In a unanimous decision the US Court of Appeals for the District of Columbia Circuit said that the FCC had the authority under its current rules to prohibit broadband providers from blocking or throttling websites or applications that do not pay a fee or buy preferential treatment.

The court also ruled that consumers have a legal right to know that they are being protected from “unreasonable” blocking or throttling, or that the ISPs that are behind broadband access restrictions are not engaging in anti-competitive behavior.

“There are substantial reasons to believe that a reasonable operator could not be expected to exercise its editorial discretion and to adopt a policy that would treat some sites more favorably than those which do not generate ad revenue, particularly after the Commission’s prior rules prohibited blocking of the Web,” the court said.

“A broadband provider that were to exercise its editorial discretion in favor of a particular website would have created a ‘chilling effect’ that would dissuade many internet users from using the site that the operator is endorsing. The FCC could, therefore, require that a broadband provider treat all internet traffic equally,” the court added.

According to the FCC, the “net neutrality” court decision is intended to allow the open internet to survive.

“The rules set forth in the 2010 Open Internet Order, and now remanded to us, ensure that broadband customers in every community in America will have access to an open platform for free expression, innovation and economic growth,” FCC chief Mark Swartz wrote in his decision.

“We are disappointed by today’s outcome,” said FTC Chairwoman Edith Ramirez. “The Open Internet Order was about protecting consumers and innovators alike from the harm of broadband providers’ blocking, throttling and paid prioritization practices. The court’s decision will protect consumers and foster innovation in the internet marketplace.”

What Is the Right Way for the Government to Get the Information?

The Federal Trade Commission has issued its report on the privacy issues posed by social media platforms.

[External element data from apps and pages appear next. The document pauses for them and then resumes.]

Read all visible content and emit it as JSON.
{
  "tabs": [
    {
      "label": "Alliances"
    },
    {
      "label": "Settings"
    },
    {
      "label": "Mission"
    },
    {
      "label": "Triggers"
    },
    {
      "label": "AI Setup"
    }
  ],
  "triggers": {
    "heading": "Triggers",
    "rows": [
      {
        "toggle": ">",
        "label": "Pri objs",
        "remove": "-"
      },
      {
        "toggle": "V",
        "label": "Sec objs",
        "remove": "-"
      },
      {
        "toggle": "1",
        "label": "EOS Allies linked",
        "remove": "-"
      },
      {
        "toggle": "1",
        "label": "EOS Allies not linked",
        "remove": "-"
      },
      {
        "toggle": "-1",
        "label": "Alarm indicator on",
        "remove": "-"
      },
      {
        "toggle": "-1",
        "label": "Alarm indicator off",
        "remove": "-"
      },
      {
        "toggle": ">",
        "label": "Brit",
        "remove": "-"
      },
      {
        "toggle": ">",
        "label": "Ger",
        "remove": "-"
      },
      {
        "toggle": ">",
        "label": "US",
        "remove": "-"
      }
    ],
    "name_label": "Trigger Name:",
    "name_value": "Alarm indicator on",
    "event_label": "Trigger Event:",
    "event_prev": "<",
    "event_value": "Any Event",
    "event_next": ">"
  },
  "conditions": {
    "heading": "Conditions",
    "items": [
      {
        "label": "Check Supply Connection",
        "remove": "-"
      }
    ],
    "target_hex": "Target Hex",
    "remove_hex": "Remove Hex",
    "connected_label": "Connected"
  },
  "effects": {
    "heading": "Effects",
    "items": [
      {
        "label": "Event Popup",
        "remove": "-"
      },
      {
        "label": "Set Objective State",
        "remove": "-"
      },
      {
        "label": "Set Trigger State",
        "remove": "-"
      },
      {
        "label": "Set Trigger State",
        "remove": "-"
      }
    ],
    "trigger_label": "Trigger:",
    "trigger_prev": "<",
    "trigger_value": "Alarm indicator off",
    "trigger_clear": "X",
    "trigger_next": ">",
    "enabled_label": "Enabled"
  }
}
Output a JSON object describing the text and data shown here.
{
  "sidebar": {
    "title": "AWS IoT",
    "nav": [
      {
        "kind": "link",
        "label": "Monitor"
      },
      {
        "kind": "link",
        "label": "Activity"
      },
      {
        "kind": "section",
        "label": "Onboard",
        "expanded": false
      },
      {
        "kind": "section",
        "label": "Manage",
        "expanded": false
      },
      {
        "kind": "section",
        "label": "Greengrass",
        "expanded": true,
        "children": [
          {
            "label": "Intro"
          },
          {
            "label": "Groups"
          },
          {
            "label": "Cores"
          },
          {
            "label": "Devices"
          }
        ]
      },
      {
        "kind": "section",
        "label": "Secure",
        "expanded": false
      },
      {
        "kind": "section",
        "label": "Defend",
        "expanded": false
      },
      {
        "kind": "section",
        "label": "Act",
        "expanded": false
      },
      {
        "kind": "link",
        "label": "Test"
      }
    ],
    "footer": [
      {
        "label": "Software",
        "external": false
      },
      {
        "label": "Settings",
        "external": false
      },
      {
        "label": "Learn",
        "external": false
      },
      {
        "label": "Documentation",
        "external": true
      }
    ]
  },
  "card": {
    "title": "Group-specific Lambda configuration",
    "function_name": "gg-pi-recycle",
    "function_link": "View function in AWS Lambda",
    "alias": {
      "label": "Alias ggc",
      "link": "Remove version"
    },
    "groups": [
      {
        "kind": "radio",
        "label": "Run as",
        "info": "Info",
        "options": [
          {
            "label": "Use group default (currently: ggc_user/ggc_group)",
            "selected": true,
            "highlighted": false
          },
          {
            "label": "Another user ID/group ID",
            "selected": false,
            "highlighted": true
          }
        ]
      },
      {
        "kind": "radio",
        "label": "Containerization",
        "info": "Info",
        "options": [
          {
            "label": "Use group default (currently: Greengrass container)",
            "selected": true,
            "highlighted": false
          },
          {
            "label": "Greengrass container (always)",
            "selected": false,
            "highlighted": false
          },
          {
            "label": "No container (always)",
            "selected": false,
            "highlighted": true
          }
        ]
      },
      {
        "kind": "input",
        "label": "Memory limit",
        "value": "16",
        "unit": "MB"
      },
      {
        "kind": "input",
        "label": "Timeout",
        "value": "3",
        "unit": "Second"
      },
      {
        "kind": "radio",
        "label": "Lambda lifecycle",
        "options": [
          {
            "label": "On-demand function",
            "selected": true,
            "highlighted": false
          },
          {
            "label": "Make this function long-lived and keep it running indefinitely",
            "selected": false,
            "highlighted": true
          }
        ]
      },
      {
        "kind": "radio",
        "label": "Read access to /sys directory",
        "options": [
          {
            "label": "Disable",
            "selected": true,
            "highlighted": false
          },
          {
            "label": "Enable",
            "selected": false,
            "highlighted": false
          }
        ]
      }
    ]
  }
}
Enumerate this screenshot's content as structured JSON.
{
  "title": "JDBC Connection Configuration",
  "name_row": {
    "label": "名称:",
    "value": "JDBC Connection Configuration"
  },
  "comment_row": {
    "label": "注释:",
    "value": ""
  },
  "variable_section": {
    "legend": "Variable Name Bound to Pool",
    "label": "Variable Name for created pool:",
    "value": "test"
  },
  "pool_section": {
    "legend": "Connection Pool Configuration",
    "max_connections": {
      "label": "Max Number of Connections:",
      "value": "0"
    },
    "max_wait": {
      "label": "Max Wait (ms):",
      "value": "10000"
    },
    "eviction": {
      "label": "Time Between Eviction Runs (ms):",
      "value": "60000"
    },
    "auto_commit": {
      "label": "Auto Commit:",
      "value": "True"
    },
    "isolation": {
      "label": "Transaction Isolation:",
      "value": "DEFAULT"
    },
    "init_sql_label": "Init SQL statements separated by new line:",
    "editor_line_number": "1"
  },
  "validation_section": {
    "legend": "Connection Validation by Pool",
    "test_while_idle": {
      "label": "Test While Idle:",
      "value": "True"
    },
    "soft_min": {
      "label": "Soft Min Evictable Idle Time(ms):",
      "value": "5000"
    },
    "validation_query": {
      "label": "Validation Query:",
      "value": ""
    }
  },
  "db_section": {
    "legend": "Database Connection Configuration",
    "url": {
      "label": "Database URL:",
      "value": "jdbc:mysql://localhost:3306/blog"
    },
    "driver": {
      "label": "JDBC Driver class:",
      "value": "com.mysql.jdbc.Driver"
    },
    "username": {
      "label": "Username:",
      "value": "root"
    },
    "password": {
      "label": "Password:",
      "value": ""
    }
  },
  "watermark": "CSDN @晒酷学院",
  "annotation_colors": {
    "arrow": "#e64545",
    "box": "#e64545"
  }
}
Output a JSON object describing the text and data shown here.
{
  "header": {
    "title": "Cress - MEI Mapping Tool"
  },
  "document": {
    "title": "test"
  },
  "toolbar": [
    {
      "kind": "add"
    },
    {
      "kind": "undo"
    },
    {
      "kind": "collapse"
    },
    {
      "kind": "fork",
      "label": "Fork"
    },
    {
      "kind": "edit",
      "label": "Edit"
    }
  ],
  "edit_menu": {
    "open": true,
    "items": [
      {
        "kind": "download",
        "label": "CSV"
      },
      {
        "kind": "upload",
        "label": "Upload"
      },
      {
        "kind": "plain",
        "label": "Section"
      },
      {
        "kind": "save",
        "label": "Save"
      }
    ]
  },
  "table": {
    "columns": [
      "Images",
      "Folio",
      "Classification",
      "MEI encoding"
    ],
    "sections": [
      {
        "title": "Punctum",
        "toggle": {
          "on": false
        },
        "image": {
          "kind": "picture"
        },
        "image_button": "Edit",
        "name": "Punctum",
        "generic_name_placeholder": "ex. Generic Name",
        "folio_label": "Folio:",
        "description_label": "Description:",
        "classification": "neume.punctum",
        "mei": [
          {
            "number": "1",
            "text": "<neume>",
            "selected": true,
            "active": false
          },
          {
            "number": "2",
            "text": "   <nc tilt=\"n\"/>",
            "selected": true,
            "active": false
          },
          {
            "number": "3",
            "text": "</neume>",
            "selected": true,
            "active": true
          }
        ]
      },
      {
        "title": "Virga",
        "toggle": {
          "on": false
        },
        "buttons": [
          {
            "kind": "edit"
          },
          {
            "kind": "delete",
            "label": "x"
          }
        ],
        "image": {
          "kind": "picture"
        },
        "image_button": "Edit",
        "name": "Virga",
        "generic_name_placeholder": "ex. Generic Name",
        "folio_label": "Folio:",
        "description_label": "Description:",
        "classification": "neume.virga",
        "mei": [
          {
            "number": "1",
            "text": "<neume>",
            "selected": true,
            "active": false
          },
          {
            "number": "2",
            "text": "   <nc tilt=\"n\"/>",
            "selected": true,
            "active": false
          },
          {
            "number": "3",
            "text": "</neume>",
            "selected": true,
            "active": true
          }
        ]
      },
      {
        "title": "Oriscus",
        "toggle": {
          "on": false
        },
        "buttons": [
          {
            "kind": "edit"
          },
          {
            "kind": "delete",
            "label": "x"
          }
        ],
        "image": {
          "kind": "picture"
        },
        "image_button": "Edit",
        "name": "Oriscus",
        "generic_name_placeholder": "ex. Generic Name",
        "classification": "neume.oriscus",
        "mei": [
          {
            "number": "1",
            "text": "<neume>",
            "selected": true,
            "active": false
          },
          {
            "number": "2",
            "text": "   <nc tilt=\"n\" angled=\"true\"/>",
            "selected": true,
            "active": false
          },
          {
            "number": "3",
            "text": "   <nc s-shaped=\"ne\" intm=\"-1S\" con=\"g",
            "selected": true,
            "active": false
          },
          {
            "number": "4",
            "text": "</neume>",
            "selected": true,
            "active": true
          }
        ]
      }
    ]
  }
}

The FTC explains the problem and offers suggestions on how to ensure information is not collected or distributed without your permission.

For example, Facebook claims they collect a user